### Source material
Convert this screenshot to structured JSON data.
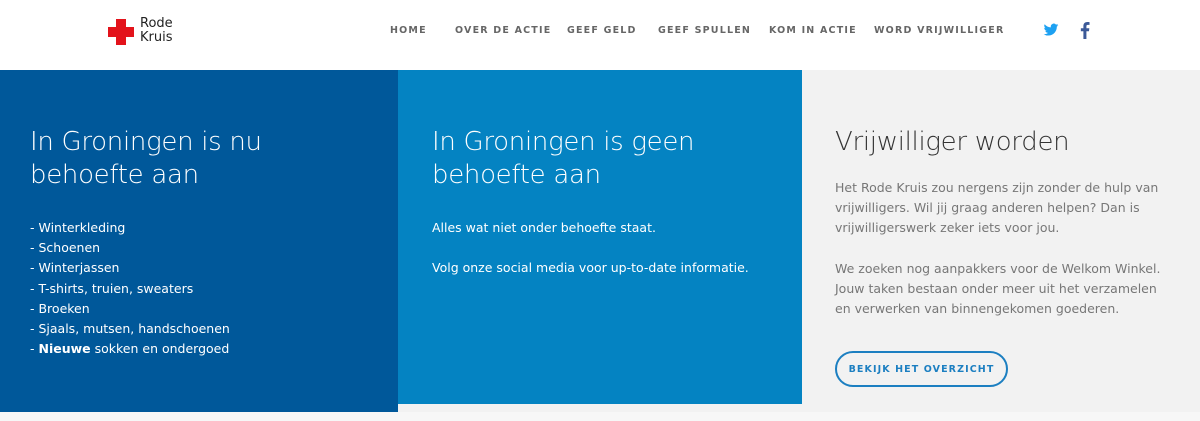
{
  "logo": {
    "line1": "Rode",
    "line2": "Kruis"
  },
  "nav": {
    "items": [
      {
        "label": "HOME"
      },
      {
        "label": "OVER DE ACTIE"
      },
      {
        "label": "GEEF GELD"
      },
      {
        "label": "GEEF SPULLEN"
      },
      {
        "label": "KOM IN ACTIE"
      },
      {
        "label": "WORD VRIJWILLIGER"
      }
    ]
  },
  "social": {
    "twitter": "twitter-icon",
    "facebook": "facebook-icon",
    "twitter_color": "#1da1f2",
    "facebook_color": "#3b5998"
  },
  "colors": {
    "dark_blue": "#00589a",
    "mid_blue": "#0483c2",
    "light_gray": "#f2f2f2",
    "red": "#e3131b",
    "button_blue": "#1c7fc1"
  },
  "need": {
    "heading_line1": "In Groningen is nu",
    "heading_line2": "behoefte aan",
    "items": [
      {
        "text": "- Winterkleding"
      },
      {
        "text": "- Schoenen"
      },
      {
        "text": "- Winterjassen"
      },
      {
        "text": "- T-shirts, truien, sweaters"
      },
      {
        "text": "- Broeken"
      },
      {
        "text": "- Sjaals, mutsen, handschoenen"
      },
      {
        "prefix": "- ",
        "bold": "Nieuwe",
        "suffix": " sokken en ondergoed"
      }
    ]
  },
  "no_need": {
    "heading_line1": "In Groningen is geen",
    "heading_line2": "behoefte aan",
    "para1": "Alles wat niet onder behoefte staat.",
    "para2": "Volg onze social media voor up-to-date informatie."
  },
  "volunteer": {
    "heading": "Vrijwilliger worden",
    "para1": "Het Rode Kruis zou nergens zijn zonder de hulp van vrijwilligers. Wil jij graag anderen helpen? Dan is vrijwilligerswerk zeker iets voor jou.",
    "para2": "We zoeken nog aanpakkers voor de Welkom Winkel. Jouw taken bestaan onder meer uit het verzamelen en verwerken van binnengekomen goederen.",
    "button": "BEKIJK HET OVERZICHT"
  }
}
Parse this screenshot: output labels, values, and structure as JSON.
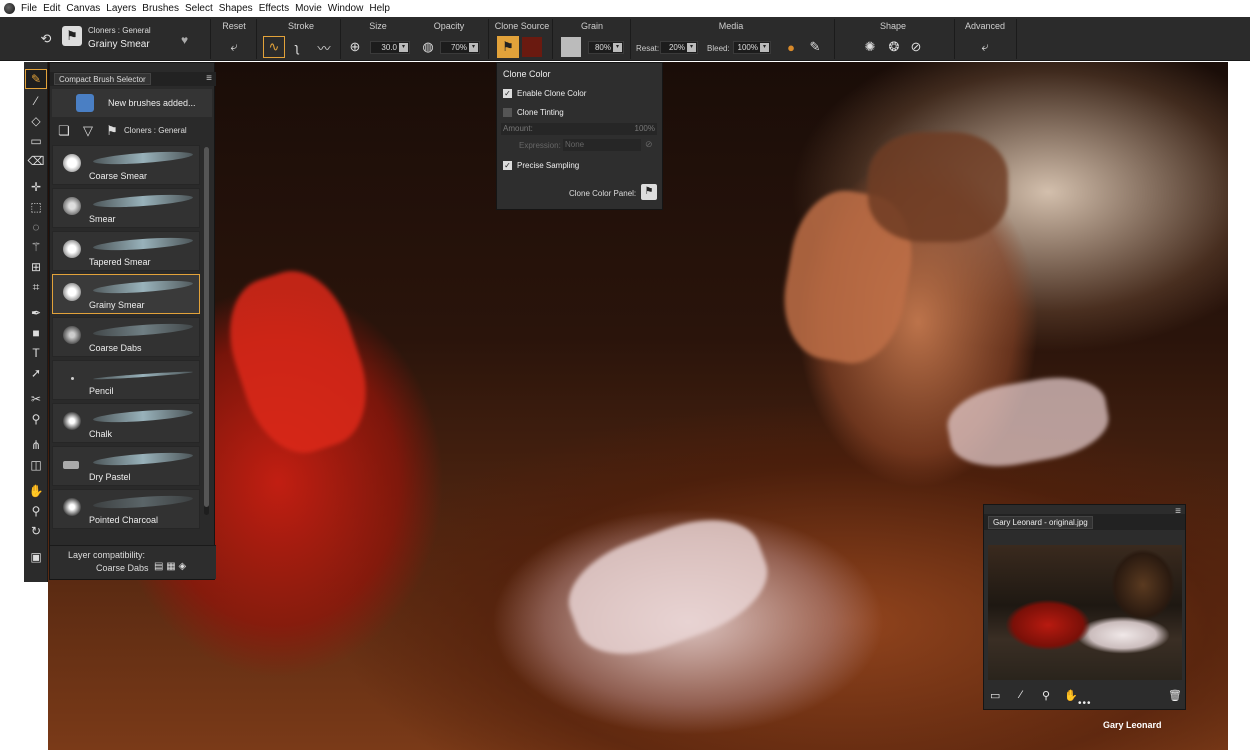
{
  "menubar": {
    "items": [
      "File",
      "Edit",
      "Canvas",
      "Layers",
      "Brushes",
      "Select",
      "Shapes",
      "Effects",
      "Movie",
      "Window",
      "Help"
    ]
  },
  "propbar": {
    "brush_category": "Cloners : General",
    "brush_variant": "Grainy Smear",
    "groups": {
      "reset": "Reset",
      "stroke": "Stroke",
      "size": "Size",
      "opacity": "Opacity",
      "clone_source": "Clone Source",
      "grain": "Grain",
      "media": "Media",
      "shape": "Shape",
      "advanced": "Advanced"
    },
    "size_value": "30.0",
    "opacity_value": "70%",
    "grain_value": "80%",
    "resat_label": "Resat:",
    "resat_value": "20%",
    "bleed_label": "Bleed:",
    "bleed_value": "100%"
  },
  "brush_panel": {
    "tab_title": "Compact Brush Selector",
    "news_text": "New brushes added...",
    "category_label": "Cloners : General",
    "variants": [
      "Coarse Smear",
      "Smear",
      "Tapered Smear",
      "Grainy Smear",
      "Coarse Dabs",
      "Pencil",
      "Chalk",
      "Dry Pastel",
      "Pointed Charcoal"
    ],
    "selected_variant": "Grainy Smear",
    "footer_line1": "Layer compatibility:",
    "footer_line2": "Coarse Dabs"
  },
  "clone_color": {
    "title": "Clone Color",
    "enable_label": "Enable Clone Color",
    "enable_checked": true,
    "tinting_label": "Clone Tinting",
    "tinting_checked": false,
    "amount_label": "Amount:",
    "amount_value": "100%",
    "expression_label": "Expression:",
    "expression_value": "None",
    "precise_label": "Precise Sampling",
    "precise_checked": true,
    "panel_label": "Clone Color Panel:"
  },
  "reference_panel": {
    "tab_title": "Gary Leonard - original.jpg"
  },
  "credit": "Gary Leonard",
  "colors": {
    "accent": "#e2a23a",
    "panel_bg": "#2b2b2b"
  }
}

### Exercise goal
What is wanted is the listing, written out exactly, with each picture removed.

### Result of the task
Convert this screenshot to structured JSON data.
{
  "logo": {
    "line1": "Rode",
    "line2": "Kruis"
  },
  "nav": {
    "items": [
      {
        "label": "HOME"
      },
      {
        "label": "OVER DE ACTIE"
      },
      {
        "label": "GEEF GELD"
      },
      {
        "label": "GEEF SPULLEN"
      },
      {
        "label": "KOM IN ACTIE"
      },
      {
        "label": "WORD VRIJWILLIGER"
      }
    ]
  },
  "social": {
    "twitter": "twitter-icon",
    "facebook": "facebook-icon",
    "twitter_color": "#1da1f2",
    "facebook_color": "#3b5998"
  },
  "colors": {
    "dark_blue": "#00589a",
    "mid_blue": "#0483c2",
    "light_gray": "#f2f2f2",
    "red": "#e3131b",
    "button_blue": "#1c7fc1"
  },
  "need": {
    "heading_line1": "In Groningen is nu",
    "heading_line2": "behoefte aan",
    "items": [
      {
        "text": "- Winterkleding"
      },
      {
        "text": "- Schoenen"
      },
      {
        "text": "- Winterjassen"
      },
      {
        "text": "- T-shirts, truien, sweaters"
      },
      {
        "text": "- Broeken"
      },
      {
        "text": "- Sjaals, mutsen, handschoenen"
      },
      {
        "prefix": "- ",
        "bold": "Nieuwe",
        "suffix": " sokken en ondergoed"
      }
    ]
  },
  "no_need": {
    "heading_line1": "In Groningen is geen",
    "heading_line2": "behoefte aan",
    "para1": "Alles wat niet onder behoefte staat.",
    "para2": "Volg onze social media voor up-to-date informatie."
  },
  "volunteer": {
    "heading": "Vrijwilliger worden",
    "para1": "Het Rode Kruis zou nergens zijn zonder de hulp van vrijwilligers. Wil jij graag anderen helpen? Dan is vrijwilligerswerk zeker iets voor jou.",
    "para2": "We zoeken nog aanpakkers voor de Welkom Winkel. Jouw taken bestaan onder meer uit het verzamelen en verwerken van binnengekomen goederen.",
    "button": "BEKIJK HET OVERZICHT"
  }
}
Parse this screenshot: output labels, values, and structure as JSON.
{
  "menubar": {
    "items": [
      "File",
      "Edit",
      "Canvas",
      "Layers",
      "Brushes",
      "Select",
      "Shapes",
      "Effects",
      "Movie",
      "Window",
      "Help"
    ]
  },
  "propbar": {
    "brush_category": "Cloners : General",
    "brush_variant": "Grainy Smear",
    "groups": {
      "reset": "Reset",
      "stroke": "Stroke",
      "size": "Size",
      "opacity": "Opacity",
      "clone_source": "Clone Source",
      "grain": "Grain",
      "media": "Media",
      "shape": "Shape",
      "advanced": "Advanced"
    },
    "size_value": "30.0",
    "opacity_value": "70%",
    "grain_value": "80%",
    "resat_label": "Resat:",
    "resat_value": "20%",
    "bleed_label": "Bleed:",
    "bleed_value": "100%"
  },
  "brush_panel": {
    "tab_title": "Compact Brush Selector",
    "news_text": "New brushes added...",
    "category_label": "Cloners : General",
    "variants": [
      "Coarse Smear",
      "Smear",
      "Tapered Smear",
      "Grainy Smear",
      "Coarse Dabs",
      "Pencil",
      "Chalk",
      "Dry Pastel",
      "Pointed Charcoal"
    ],
    "selected_variant": "Grainy Smear",
    "footer_line1": "Layer compatibility:",
    "footer_line2": "Coarse Dabs"
  },
  "clone_color": {
    "title": "Clone Color",
    "enable_label": "Enable Clone Color",
    "enable_checked": true,
    "tinting_label": "Clone Tinting",
    "tinting_checked": false,
    "amount_label": "Amount:",
    "amount_value": "100%",
    "expression_label": "Expression:",
    "expression_value": "None",
    "precise_label": "Precise Sampling",
    "precise_checked": true,
    "panel_label": "Clone Color Panel:"
  },
  "reference_panel": {
    "tab_title": "Gary Leonard - original.jpg"
  },
  "credit": "Gary Leonard",
  "colors": {
    "accent": "#e2a23a",
    "panel_bg": "#2b2b2b"
  }
}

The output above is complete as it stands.